Her work has appeared in many national and international publications including The New York Times Magazine, The New Yorker, New York Magazine, Photo Raw (Helsinki, Finland), Snoeks (Germany), Real Simple, MORE magazine, PDN, Allegra (The Netherlands), DoubleTake, the Hayden Review, Marie Claire (Taiwan), Harpers and others.
Lee taught photography at Princeton University from 2003-2012 and at The Maine College of Art from 1993-2001. She has been a visiting artist at Yale University, Bowdoin College, Mass College of Art, and New York University.
Visible and mobile, my body is a thing among things; it’s caught in the fabric of the world, and its cohesion is that of a thing. But, because it moves itself and sees, it holds things in a circle around itself. Things are an annex or a prolongation of itself; they are incrusted into its flesh…the world is made of the same stuff as the body.– Maurice Merlau-Ponty, Eye and Mind
The world enters our body via sensual portals: eyes, nose, ears, skin and nervous system, it is then translated by our brains into meaning and experience.
The Appearance of Things attempts to access this tactile and optical experience and explores how we are enmeshed in an embodied and ephemeral world. All life, including our human form and being, passes through stages of birth, blossoming and death.
Life occupies environments – it makes itself at home, and enacts an arc of existence on this stage, be it a pond, a forest or a suburban home. Each image strives to celebrate a multitude of sensual bodies: animals, plants, and human beings. In many ways, the photographs are cabinets of wonder, echoing nineteenth century natural science’s fascination with the diversity of life.
The Appearance of Things encompasses still life, portrait, and landscape photographs, as well as many images that fuse these genres. This mingling is partly what the work is about: creating a shift in perspective where a body (portrait) becomes a landscape; a still life becomes a portrait; and a landscape becomes a body.
Printed at large scale and floating against a rich, dark background, the photographs beckon the viewer to a cinematic immersion in the image. The installation of the work as triptychs and diptychs juxtapose various bodies in divergent earthly environments and shift scale significantly across the images. The works are meant to engage the body of the viewer and become galaxies of their own through the use of space and the dilation and contraction of scale.

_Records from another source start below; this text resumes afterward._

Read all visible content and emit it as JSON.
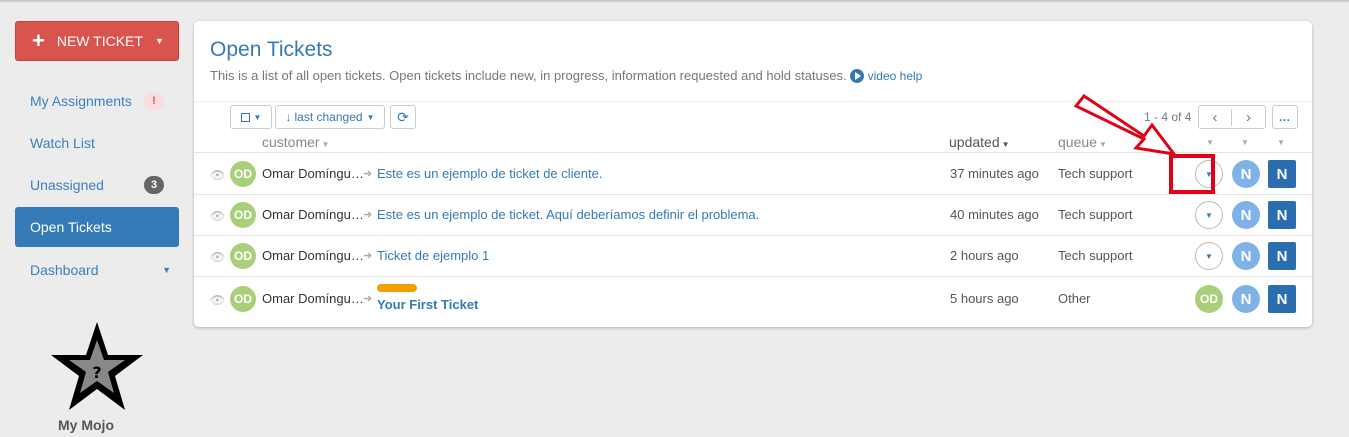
{
  "sidebar": {
    "new_ticket_label": "NEW TICKET",
    "items": [
      {
        "label": "My Assignments",
        "badge": "!"
      },
      {
        "label": "Watch List"
      },
      {
        "label": "Unassigned",
        "badge": "3"
      },
      {
        "label": "Open Tickets",
        "active": true
      },
      {
        "label": "Dashboard"
      }
    ],
    "mojo_label": "My Mojo"
  },
  "main": {
    "title": "Open Tickets",
    "description": "This is a list of all open tickets. Open tickets include new, in progress, information requested and hold statuses.",
    "video_help": "video help",
    "sort_label": "last changed",
    "pager_text": "1 - 4 of 4",
    "columns": {
      "customer": "customer",
      "updated": "updated",
      "queue": "queue"
    },
    "tickets": [
      {
        "avatar": "OD",
        "customer": "Omar Domíngu…",
        "subject": "Este es un ejemplo de ticket de cliente.",
        "updated": "37 minutes ago",
        "queue": "Tech support",
        "assignee": "",
        "agent1": "N",
        "agent2": "N"
      },
      {
        "avatar": "OD",
        "customer": "Omar Domíngu…",
        "subject": "Este es un ejemplo de ticket. Aquí deberíamos definir el problema.",
        "updated": "40 minutes ago",
        "queue": "Tech support",
        "assignee": "",
        "agent1": "N",
        "agent2": "N"
      },
      {
        "avatar": "OD",
        "customer": "Omar Domíngu…",
        "subject": "Ticket de ejemplo 1",
        "updated": "2 hours ago",
        "queue": "Tech support",
        "assignee": "",
        "agent1": "N",
        "agent2": "N"
      },
      {
        "avatar": "OD",
        "customer": "Omar Domíngu…",
        "subject": "Your First Ticket",
        "updated": "5 hours ago",
        "queue": "Other",
        "assignee": "OD",
        "agent1": "N",
        "agent2": "N"
      }
    ]
  },
  "colors": {
    "primary": "#337ab7",
    "danger": "#d9534f",
    "avatar_green": "#a9cf7a",
    "agent_light": "#7fb3e8",
    "agent_dark": "#2a6eb0",
    "annotation_red": "#e0001a",
    "tag_orange": "#f0a000"
  },
  "icons": [
    "plus-icon",
    "caret-down-icon",
    "eye-icon",
    "share-arrow-icon",
    "refresh-icon",
    "chevron-left-icon",
    "chevron-right-icon",
    "more-icon",
    "play-icon",
    "star-icon"
  ]
}
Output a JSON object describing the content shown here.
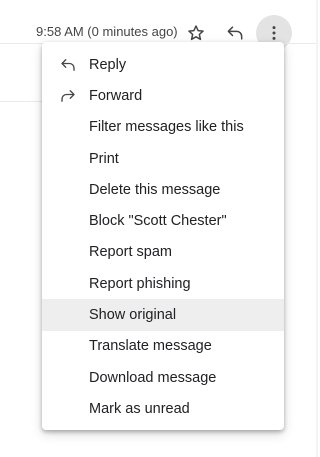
{
  "header": {
    "timestamp": "9:58 AM (0 minutes ago)",
    "icons": [
      "star-icon",
      "reply-icon",
      "more-vert-icon"
    ]
  },
  "menu": {
    "items": [
      {
        "label": "Reply",
        "icon": "reply-icon",
        "highlighted": false
      },
      {
        "label": "Forward",
        "icon": "forward-icon",
        "highlighted": false
      },
      {
        "label": "Filter messages like this",
        "highlighted": false
      },
      {
        "label": "Print",
        "highlighted": false
      },
      {
        "label": "Delete this message",
        "highlighted": false
      },
      {
        "label": "Block \"Scott Chester\"",
        "highlighted": false
      },
      {
        "label": "Report spam",
        "highlighted": false
      },
      {
        "label": "Report phishing",
        "highlighted": false
      },
      {
        "label": "Show original",
        "highlighted": true
      },
      {
        "label": "Translate message",
        "highlighted": false
      },
      {
        "label": "Download message",
        "highlighted": false
      },
      {
        "label": "Mark as unread",
        "highlighted": false
      }
    ]
  },
  "colors": {
    "text": "#202124",
    "secondary_text": "#444746",
    "highlight": "#eeeeee",
    "active_button": "#e3e3e3"
  }
}
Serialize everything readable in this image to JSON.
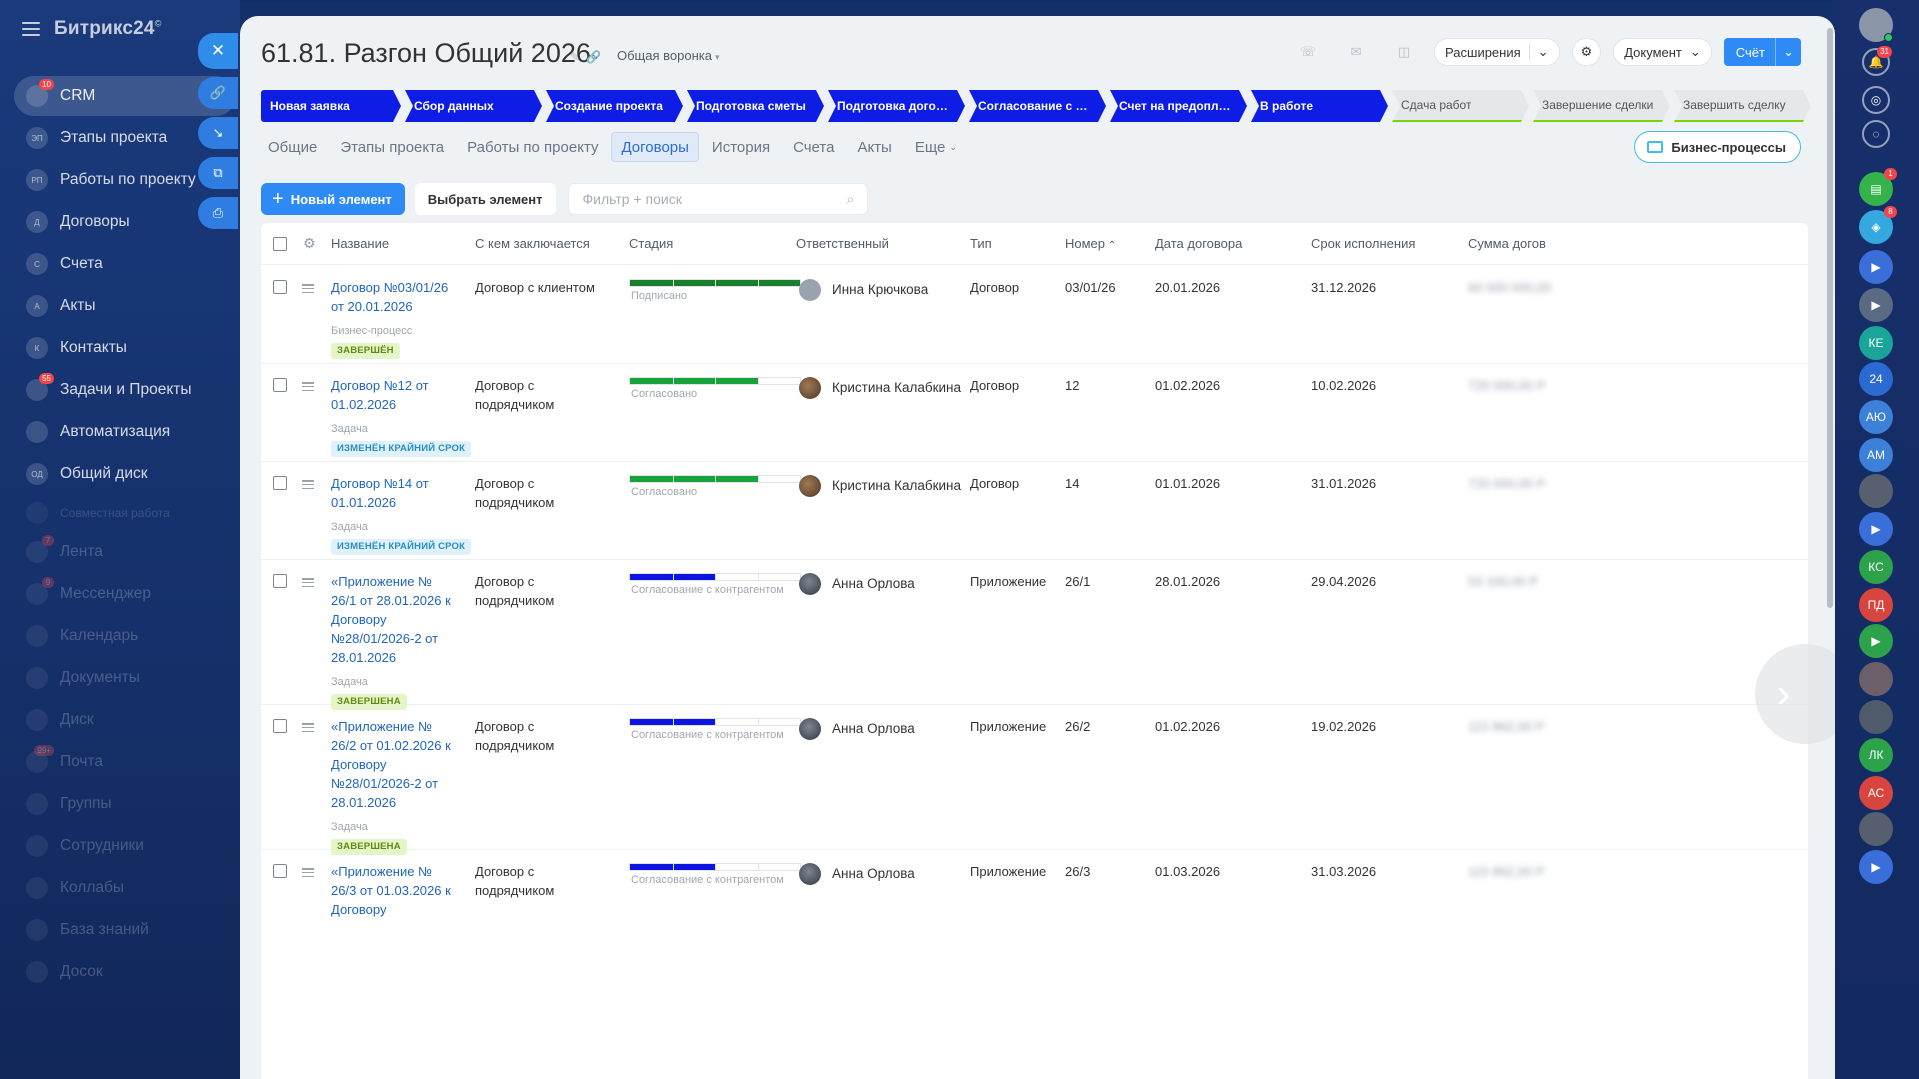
{
  "app": {
    "name": "Битрикс24"
  },
  "sidebar": {
    "items": [
      {
        "label": "CRM",
        "abbr": "",
        "badge": "10",
        "active": true,
        "dim": false
      },
      {
        "label": "Этапы проекта",
        "abbr": "ЭП",
        "badge": "",
        "active": false,
        "dim": false
      },
      {
        "label": "Работы по проекту",
        "abbr": "РП",
        "badge": "",
        "active": false,
        "dim": false
      },
      {
        "label": "Договоры",
        "abbr": "Д",
        "badge": "",
        "active": false,
        "dim": false
      },
      {
        "label": "Счета",
        "abbr": "С",
        "badge": "",
        "active": false,
        "dim": false
      },
      {
        "label": "Акты",
        "abbr": "А",
        "badge": "",
        "active": false,
        "dim": false
      },
      {
        "label": "Контакты",
        "abbr": "К",
        "badge": "",
        "active": false,
        "dim": false
      },
      {
        "label": "Задачи и Проекты",
        "abbr": "",
        "badge": "55",
        "active": false,
        "dim": false
      },
      {
        "label": "Автоматизация",
        "abbr": "",
        "badge": "",
        "active": false,
        "dim": false
      },
      {
        "label": "Общий диск",
        "abbr": "ОД",
        "badge": "",
        "active": false,
        "dim": false
      }
    ],
    "section_label": "Совместная работа",
    "dim_items": [
      {
        "label": "Лента",
        "badge": "7"
      },
      {
        "label": "Мессенджер",
        "badge": "9"
      },
      {
        "label": "Календарь",
        "badge": ""
      },
      {
        "label": "Документы",
        "badge": ""
      },
      {
        "label": "Диск",
        "badge": ""
      },
      {
        "label": "Почта",
        "badge": "99+"
      },
      {
        "label": "Группы",
        "badge": ""
      },
      {
        "label": "Сотрудники",
        "badge": ""
      },
      {
        "label": "Коллабы",
        "badge": ""
      },
      {
        "label": "База знаний",
        "badge": ""
      },
      {
        "label": "Досок",
        "badge": ""
      }
    ]
  },
  "header": {
    "title": "61.81. Разгон Общий 2026",
    "funnel": "Общая воронка",
    "extensions_label": "Расширения",
    "document_label": "Документ",
    "invoice_label": "Счёт",
    "bp_label": "Бизнес-процессы"
  },
  "stages": [
    {
      "label": "Новая заявка",
      "done": true
    },
    {
      "label": "Сбор данных",
      "done": true
    },
    {
      "label": "Создание проекта",
      "done": true
    },
    {
      "label": "Подготовка сметы",
      "done": true
    },
    {
      "label": "Подготовка договора",
      "done": true
    },
    {
      "label": "Согласование с заказчиком",
      "done": true
    },
    {
      "label": "Счет на предоплату",
      "done": true
    },
    {
      "label": "В работе",
      "done": true
    },
    {
      "label": "Сдача работ",
      "done": false
    },
    {
      "label": "Завершение сделки",
      "done": false
    },
    {
      "label": "Завершить сделку",
      "done": false
    }
  ],
  "tabs": [
    {
      "label": "Общие",
      "active": false
    },
    {
      "label": "Этапы проекта",
      "active": false
    },
    {
      "label": "Работы по проекту",
      "active": false
    },
    {
      "label": "Договоры",
      "active": true
    },
    {
      "label": "История",
      "active": false
    },
    {
      "label": "Счета",
      "active": false
    },
    {
      "label": "Акты",
      "active": false
    },
    {
      "label": "Еще",
      "active": false
    }
  ],
  "toolbar": {
    "new_label": "Новый элемент",
    "select_label": "Выбрать элемент",
    "search_placeholder": "Фильтр + поиск"
  },
  "grid": {
    "columns": [
      "Название",
      "С кем заключается",
      "Стадия",
      "Ответственный",
      "Тип",
      "Номер",
      "Дата договора",
      "Срок исполнения",
      "Сумма догов"
    ],
    "rows": [
      {
        "name": "Договор №03/01/26 от 20.01.2026",
        "party": "Договор с клиентом",
        "stage": "Подписано",
        "progress": 1.0,
        "color": "#1a7f2d",
        "responsible": "Инна Крючкова",
        "type": "Договор",
        "number": "03/01/26",
        "date": "20.01.2026",
        "due": "31.12.2026",
        "sum": "60 000 000,00",
        "sub_label": "Бизнес-процесс",
        "tag": "ЗАВЕРШЁН",
        "tag_color": "green"
      },
      {
        "name": "Договор №12 от 01.02.2026",
        "party": "Договор с подрядчиком",
        "stage": "Согласовано",
        "progress": 0.75,
        "color": "#18a23b",
        "responsible": "Кристина Калабкина",
        "type": "Договор",
        "number": "12",
        "date": "01.02.2026",
        "due": "10.02.2026",
        "sum": "720 000,00 Р",
        "sub_label": "Задача",
        "tag": "ИЗМЕНЁН КРАЙНИЙ СРОК",
        "tag_color": "blue"
      },
      {
        "name": "Договор №14 от 01.01.2026",
        "party": "Договор с подрядчиком",
        "stage": "Согласовано",
        "progress": 0.75,
        "color": "#18a23b",
        "responsible": "Кристина Калабкина",
        "type": "Договор",
        "number": "14",
        "date": "01.01.2026",
        "due": "31.01.2026",
        "sum": "720 000,00 Р",
        "sub_label": "Задача",
        "tag": "ИЗМЕНЁН КРАЙНИЙ СРОК",
        "tag_color": "blue"
      },
      {
        "name": "«Приложение № 26/1 от 28.01.2026 к Договору №28/01/2026-2 от 28.01.2026",
        "party": "Договор с подрядчиком",
        "stage": "Согласование с контрагентом",
        "progress": 0.5,
        "color": "#0b14e0",
        "responsible": "Анна Орлова",
        "type": "Приложение",
        "number": "26/1",
        "date": "28.01.2026",
        "due": "29.04.2026",
        "sum": "53 100,00 Р",
        "sub_label": "Задача",
        "tag": "ЗАВЕРШЕНА",
        "tag_color": "green"
      },
      {
        "name": "«Приложение № 26/2 от 01.02.2026 к Договору №28/01/2026-2 от 28.01.2026",
        "party": "Договор с подрядчиком",
        "stage": "Согласование с контрагентом",
        "progress": 0.5,
        "color": "#0b14e0",
        "responsible": "Анна Орлова",
        "type": "Приложение",
        "number": "26/2",
        "date": "01.02.2026",
        "due": "19.02.2026",
        "sum": "115 862,00 Р",
        "sub_label": "Задача",
        "tag": "ЗАВЕРШЕНА",
        "tag_color": "green"
      },
      {
        "name": "«Приложение № 26/3 от 01.03.2026 к Договору",
        "party": "Договор с подрядчиком",
        "stage": "Согласование с контрагентом",
        "progress": 0.5,
        "color": "#0b14e0",
        "responsible": "Анна Орлова",
        "type": "Приложение",
        "number": "26/3",
        "date": "01.03.2026",
        "due": "31.03.2026",
        "sum": "115 862,00 Р",
        "sub_label": "",
        "tag": "",
        "tag_color": ""
      }
    ]
  },
  "right_bar": [
    {
      "name": "user-avatar",
      "label": "",
      "color": "#8a96a8",
      "badge": ""
    },
    {
      "name": "notifications-icon",
      "label": "🔔",
      "color": "transparent",
      "badge": "31"
    },
    {
      "name": "copilot-icon",
      "label": "◎",
      "color": "transparent",
      "badge": ""
    },
    {
      "name": "chat-search-icon",
      "label": "◌",
      "color": "transparent",
      "badge": ""
    },
    {
      "name": "tasks-chat",
      "label": "▤",
      "color": "#33b34a",
      "badge": "1"
    },
    {
      "name": "support-chat",
      "label": "◈",
      "color": "#35a8e0",
      "badge": "8"
    },
    {
      "name": "video-chat",
      "label": "▶",
      "color": "#3a6ed8",
      "badge": ""
    },
    {
      "name": "video-chat-2",
      "label": "▶",
      "color": "#5a6a82",
      "badge": ""
    },
    {
      "name": "contact-ke",
      "label": "КЕ",
      "color": "#19a59a",
      "badge": ""
    },
    {
      "name": "b24-chat",
      "label": "24",
      "color": "#2b6ad0",
      "badge": ""
    },
    {
      "name": "contact-aio",
      "label": "АЮ",
      "color": "#3c80d8",
      "badge": ""
    },
    {
      "name": "contact-am",
      "label": "АМ",
      "color": "#3c80d8",
      "badge": ""
    },
    {
      "name": "contact-photo-1",
      "label": "",
      "color": "#56606e",
      "badge": ""
    },
    {
      "name": "video-chat-3",
      "label": "▶",
      "color": "#3a6ed8",
      "badge": ""
    },
    {
      "name": "contact-ks",
      "label": "КС",
      "color": "#2ca34a",
      "badge": ""
    },
    {
      "name": "contact-pd",
      "label": "ПД",
      "color": "#d8453e",
      "badge": ""
    },
    {
      "name": "video-chat-4",
      "label": "▶",
      "color": "#2ca34a",
      "badge": ""
    },
    {
      "name": "contact-photo-2",
      "label": "",
      "color": "#6d5f6a",
      "badge": ""
    },
    {
      "name": "contact-photo-3",
      "label": "",
      "color": "#4f5a6a",
      "badge": ""
    },
    {
      "name": "contact-lk",
      "label": "ЛК",
      "color": "#2ca34a",
      "badge": ""
    },
    {
      "name": "contact-as",
      "label": "АС",
      "color": "#d8453e",
      "badge": ""
    },
    {
      "name": "contact-photo-4",
      "label": "",
      "color": "#555f6e",
      "badge": ""
    },
    {
      "name": "video-chat-5",
      "label": "▶",
      "color": "#3a6ed8",
      "badge": ""
    }
  ]
}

My hope is that the images will appear as if seen from the sky at night, the perspective from the deep space, looking down at illuminated stages of real magic occurring all over our extraordinary planet simultaneously.
Jocelyn Lee 2018
Posts on Lenscratch may not be reproduced without the permission of the Lenscratch staff and the photographer.
Emma Kisiel: Real EnoughJuly 9th, 2019
Al Brydon: SolargraphsMarch 27th, 2019
Nick Brandt: This Empty WorldMarch 23rd, 2019